Wind power is booming, and shows no signs of letting up, which bodes well for our clean energy future, but it's not all moonlight and roses.
Even the cleanest renewable energy developments, such as wind energy, will have an impact on the environment, even after considering or offsetting the eco-footprint of manufacturing. Most of that impact will be seen and felt right at the point-of-use, through the effects that the turbines and infrastructure have on local wildlife and ecosystems.
But a new effort from the American Wind Wildlife Institute (AWWI) will help to minimize those effects, by collecting and analyzing decades of data from the wind industry and providing more accurate analysis of wind/wildlife impacts to industry, government, and wildlife advocates.

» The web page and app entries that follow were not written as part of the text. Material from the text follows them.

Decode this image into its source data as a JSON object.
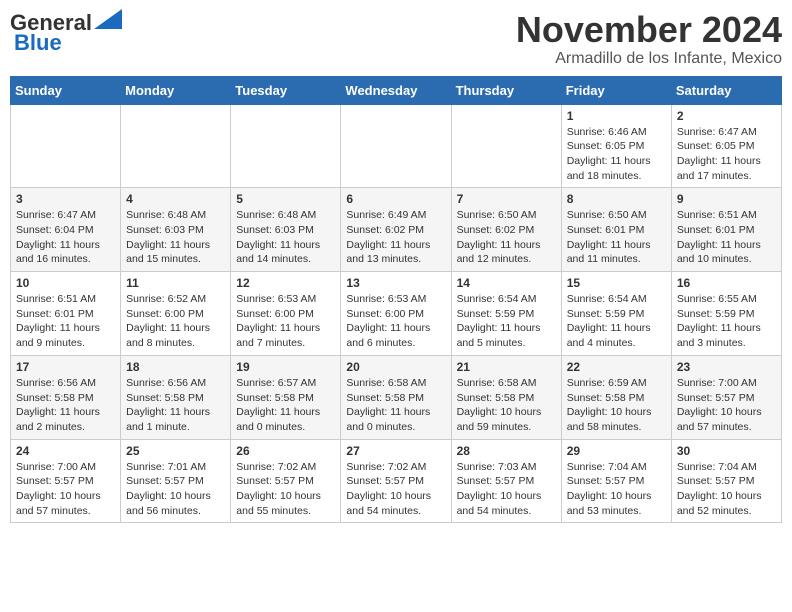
{
  "header": {
    "logo_general": "General",
    "logo_blue": "Blue",
    "month_title": "November 2024",
    "location": "Armadillo de los Infante, Mexico"
  },
  "weekdays": [
    "Sunday",
    "Monday",
    "Tuesday",
    "Wednesday",
    "Thursday",
    "Friday",
    "Saturday"
  ],
  "weeks": [
    [
      {
        "day": "",
        "info": ""
      },
      {
        "day": "",
        "info": ""
      },
      {
        "day": "",
        "info": ""
      },
      {
        "day": "",
        "info": ""
      },
      {
        "day": "",
        "info": ""
      },
      {
        "day": "1",
        "info": "Sunrise: 6:46 AM\nSunset: 6:05 PM\nDaylight: 11 hours and 18 minutes."
      },
      {
        "day": "2",
        "info": "Sunrise: 6:47 AM\nSunset: 6:05 PM\nDaylight: 11 hours and 17 minutes."
      }
    ],
    [
      {
        "day": "3",
        "info": "Sunrise: 6:47 AM\nSunset: 6:04 PM\nDaylight: 11 hours and 16 minutes."
      },
      {
        "day": "4",
        "info": "Sunrise: 6:48 AM\nSunset: 6:03 PM\nDaylight: 11 hours and 15 minutes."
      },
      {
        "day": "5",
        "info": "Sunrise: 6:48 AM\nSunset: 6:03 PM\nDaylight: 11 hours and 14 minutes."
      },
      {
        "day": "6",
        "info": "Sunrise: 6:49 AM\nSunset: 6:02 PM\nDaylight: 11 hours and 13 minutes."
      },
      {
        "day": "7",
        "info": "Sunrise: 6:50 AM\nSunset: 6:02 PM\nDaylight: 11 hours and 12 minutes."
      },
      {
        "day": "8",
        "info": "Sunrise: 6:50 AM\nSunset: 6:01 PM\nDaylight: 11 hours and 11 minutes."
      },
      {
        "day": "9",
        "info": "Sunrise: 6:51 AM\nSunset: 6:01 PM\nDaylight: 11 hours and 10 minutes."
      }
    ],
    [
      {
        "day": "10",
        "info": "Sunrise: 6:51 AM\nSunset: 6:01 PM\nDaylight: 11 hours and 9 minutes."
      },
      {
        "day": "11",
        "info": "Sunrise: 6:52 AM\nSunset: 6:00 PM\nDaylight: 11 hours and 8 minutes."
      },
      {
        "day": "12",
        "info": "Sunrise: 6:53 AM\nSunset: 6:00 PM\nDaylight: 11 hours and 7 minutes."
      },
      {
        "day": "13",
        "info": "Sunrise: 6:53 AM\nSunset: 6:00 PM\nDaylight: 11 hours and 6 minutes."
      },
      {
        "day": "14",
        "info": "Sunrise: 6:54 AM\nSunset: 5:59 PM\nDaylight: 11 hours and 5 minutes."
      },
      {
        "day": "15",
        "info": "Sunrise: 6:54 AM\nSunset: 5:59 PM\nDaylight: 11 hours and 4 minutes."
      },
      {
        "day": "16",
        "info": "Sunrise: 6:55 AM\nSunset: 5:59 PM\nDaylight: 11 hours and 3 minutes."
      }
    ],
    [
      {
        "day": "17",
        "info": "Sunrise: 6:56 AM\nSunset: 5:58 PM\nDaylight: 11 hours and 2 minutes."
      },
      {
        "day": "18",
        "info": "Sunrise: 6:56 AM\nSunset: 5:58 PM\nDaylight: 11 hours and 1 minute."
      },
      {
        "day": "19",
        "info": "Sunrise: 6:57 AM\nSunset: 5:58 PM\nDaylight: 11 hours and 0 minutes."
      },
      {
        "day": "20",
        "info": "Sunrise: 6:58 AM\nSunset: 5:58 PM\nDaylight: 11 hours and 0 minutes."
      },
      {
        "day": "21",
        "info": "Sunrise: 6:58 AM\nSunset: 5:58 PM\nDaylight: 10 hours and 59 minutes."
      },
      {
        "day": "22",
        "info": "Sunrise: 6:59 AM\nSunset: 5:58 PM\nDaylight: 10 hours and 58 minutes."
      },
      {
        "day": "23",
        "info": "Sunrise: 7:00 AM\nSunset: 5:57 PM\nDaylight: 10 hours and 57 minutes."
      }
    ],
    [
      {
        "day": "24",
        "info": "Sunrise: 7:00 AM\nSunset: 5:57 PM\nDaylight: 10 hours and 57 minutes."
      },
      {
        "day": "25",
        "info": "Sunrise: 7:01 AM\nSunset: 5:57 PM\nDaylight: 10 hours and 56 minutes."
      },
      {
        "day": "26",
        "info": "Sunrise: 7:02 AM\nSunset: 5:57 PM\nDaylight: 10 hours and 55 minutes."
      },
      {
        "day": "27",
        "info": "Sunrise: 7:02 AM\nSunset: 5:57 PM\nDaylight: 10 hours and 54 minutes."
      },
      {
        "day": "28",
        "info": "Sunrise: 7:03 AM\nSunset: 5:57 PM\nDaylight: 10 hours and 54 minutes."
      },
      {
        "day": "29",
        "info": "Sunrise: 7:04 AM\nSunset: 5:57 PM\nDaylight: 10 hours and 53 minutes."
      },
      {
        "day": "30",
        "info": "Sunrise: 7:04 AM\nSunset: 5:57 PM\nDaylight: 10 hours and 52 minutes."
      }
    ]
  ]
}
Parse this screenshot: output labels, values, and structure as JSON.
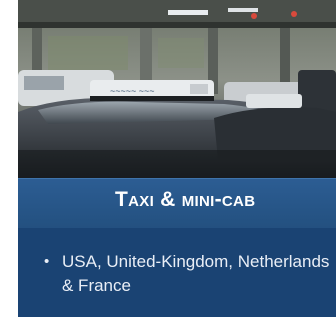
{
  "slide": {
    "title": "Taxi & mini-cab",
    "bullets": [
      {
        "marker": "•",
        "text": "USA, United-Kingdom, Netherlands & France"
      }
    ],
    "colors": {
      "band": "#2c5d93",
      "panel": "#1a4373",
      "text": "#ffffff"
    }
  },
  "photo": {
    "subject": "taxi cars with roof signs at a covered rank",
    "icons": [
      "taxi-roof-sign-icon"
    ]
  }
}
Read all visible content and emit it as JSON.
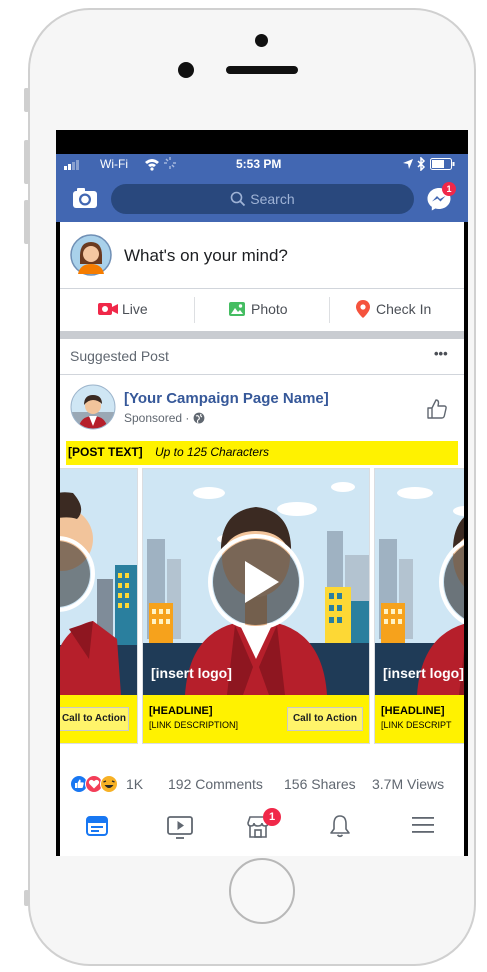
{
  "status": {
    "carrier": "Wi-Fi",
    "time": "5:53 PM"
  },
  "search": {
    "placeholder": "Search"
  },
  "messenger": {
    "badge": "1"
  },
  "composer": {
    "prompt": "What's on your mind?",
    "actions": [
      {
        "label": "Live",
        "icon": "live-video-icon",
        "color": "#f02849"
      },
      {
        "label": "Photo",
        "icon": "photo-icon",
        "color": "#45bd62"
      },
      {
        "label": "Check In",
        "icon": "location-pin-icon",
        "color": "#f5533d"
      }
    ]
  },
  "post": {
    "suggested_label": "Suggested Post",
    "more": "•••",
    "page_name": "[Your Campaign Page Name]",
    "sponsored": "Sponsored ·",
    "text_bold": "[POST TEXT]",
    "text_italic": "Up to 125 Characters",
    "cards": [
      {
        "logo": "",
        "headline": "",
        "description": "",
        "cta": "Call to Action"
      },
      {
        "logo": "[insert logo]",
        "headline": "[HEADLINE]",
        "description": "[LINK DESCRIPTION]",
        "cta": "Call to Action"
      },
      {
        "logo": "[insert logo]",
        "headline": "[HEADLINE]",
        "description": "[LINK DESCRIPT",
        "cta": ""
      }
    ],
    "stats": {
      "reactions_count": "1K",
      "comments": "192 Comments",
      "shares": "156 Shares",
      "views": "3.7M Views"
    }
  },
  "bottom_nav": {
    "notification_badge": "1",
    "active_color": "#1877f2"
  },
  "colors": {
    "facebook_blue": "#4267b2",
    "highlight_yellow": "#fff200",
    "link_blue": "#365899"
  }
}
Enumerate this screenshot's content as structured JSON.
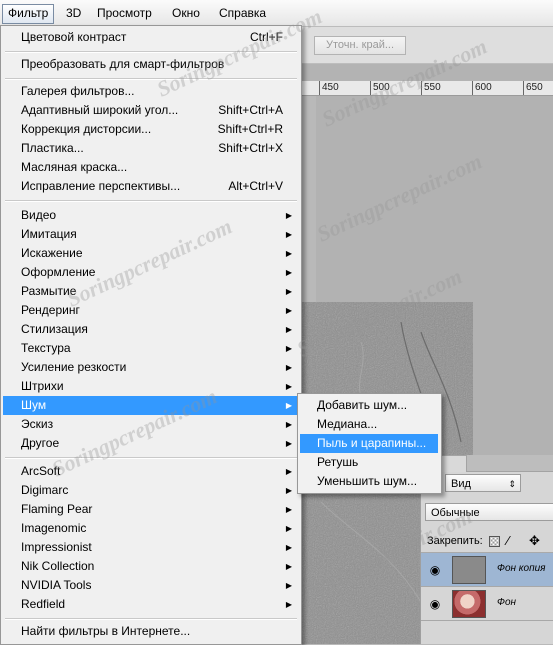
{
  "menubar": {
    "items": [
      "Фильтр",
      "3D",
      "Просмотр",
      "Окно",
      "Справка"
    ]
  },
  "options_bar": {
    "refine_edge_button": "Уточн. край..."
  },
  "ruler": {
    "labels": [
      "450",
      "500",
      "550",
      "600",
      "650"
    ]
  },
  "filter_menu": {
    "top_items": [
      {
        "label": "Цветовой контраст",
        "shortcut": "Ctrl+F"
      },
      {
        "label": "Преобразовать для смарт-фильтров",
        "shortcut": ""
      }
    ],
    "gallery_items": [
      {
        "label": "Галерея фильтров...",
        "shortcut": ""
      },
      {
        "label": "Адаптивный широкий угол...",
        "shortcut": "Shift+Ctrl+A"
      },
      {
        "label": "Коррекция дисторсии...",
        "shortcut": "Shift+Ctrl+R"
      },
      {
        "label": "Пластика...",
        "shortcut": "Shift+Ctrl+X"
      },
      {
        "label": "Масляная краска...",
        "shortcut": ""
      },
      {
        "label": "Исправление перспективы...",
        "shortcut": "Alt+Ctrl+V"
      }
    ],
    "category_items": [
      "Видео",
      "Имитация",
      "Искажение",
      "Оформление",
      "Размытие",
      "Рендеринг",
      "Стилизация",
      "Текстура",
      "Усиление резкости",
      "Штрихи",
      "Шум",
      "Эскиз",
      "Другое"
    ],
    "highlighted_category": "Шум",
    "plugin_items": [
      "ArcSoft",
      "Digimarc",
      "Flaming Pear",
      "Imagenomic",
      "Impressionist",
      "Nik Collection",
      "NVIDIA Tools",
      "Redfield"
    ],
    "online_item": "Найти фильтры в Интернете..."
  },
  "noise_submenu": {
    "items": [
      "Добавить шум...",
      "Медиана...",
      "Пыль и царапины...",
      "Ретушь",
      "Уменьшить шум..."
    ],
    "highlighted": "Пыль и царапины..."
  },
  "layers_panel": {
    "tab_label": "ои",
    "filter_dropdown": "Вид",
    "blend_mode": "Обычные",
    "lock_label": "Закрепить:",
    "layers": [
      {
        "name": "Фон копия",
        "selected": true
      },
      {
        "name": "Фон",
        "selected": false
      }
    ]
  },
  "watermark": "Soringpcrepair.com"
}
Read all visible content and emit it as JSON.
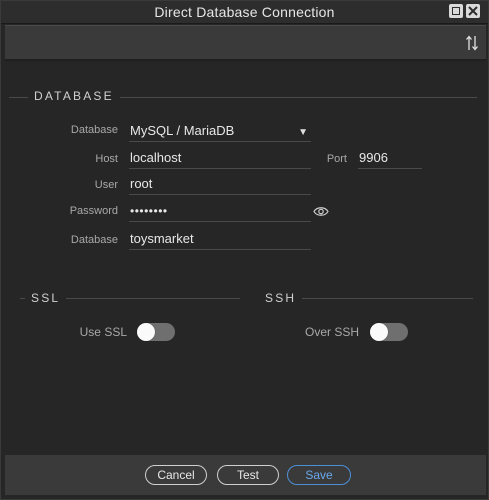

Once fully developed, AWWI's Research Information System (RIS) will be "the most comprehensive wind-wildlife data management tool available", and they believe that the reports and analyses generated with the RIS will be valuable across a wide spectrum of wind energy issues, influencing everything from siting of wind power projects to product design.
"The RIS will provide analysis with a high certainty of accuracy by including data from thousands of sites. For the first time, comprehensive and uniform data analysis will be compared across multiple regions and species in one database."
- Abby Arnold, AWWI Executive Director
Oregon State University’s Northwest Alliance for Computational Science & Engineering (NACSE) is building the RIS for AWWI, and the prototype pilot, launched late in 2012, which now includes wildlife fatality data from post-construction assessments, is moving into phase two.
The aim for the next phase of development for the project is to begin approaching more wind energy companies to get them on board so that comprehensive data can be collected and analyzed. AWWI is also reviewing the data security functionality of the database, so that companies' proprietary data can be protected while still allowing other stakeholders and industry personnel to use it for their own analysis.
"Our priority is to build the confidence of wind industry data providers and show that by giving access to anonymous data, we can securely service the needs of wind developer companies, analysts, and regulatory agencies."
- Dr. Cherri Pancake, NACSE Director
Once the project is fully launched, independent analysts will be chosen to evaluate the data, which will be used for producing scientific reports and trend analysis for better decision-making in the wind energy sector. Among the questions that the RIS may help to shed light on are:
What is the overall avian and bat fatality rate at wind energy projects across the United States or by ecoregion, and what are fatality rates by species?
Is there a significant correlation between fatality levels of a first and second year of fatality monitoring at individual projects?
How do fatality rates compare among different fatality searching methods and different estimators, holding other variables as constant as possible?
The RIS project has the blessing of some big players in the industry, as the American Wind Energy Association (AWEA) passed a resolution in support of the project at a board meeting in 2011, and stated that the RIS is "an important step forward" in the use of decades of wind industry data, and that it will help to inform wind project siting decisions and help reduce wildlife and habitat impacts from installations.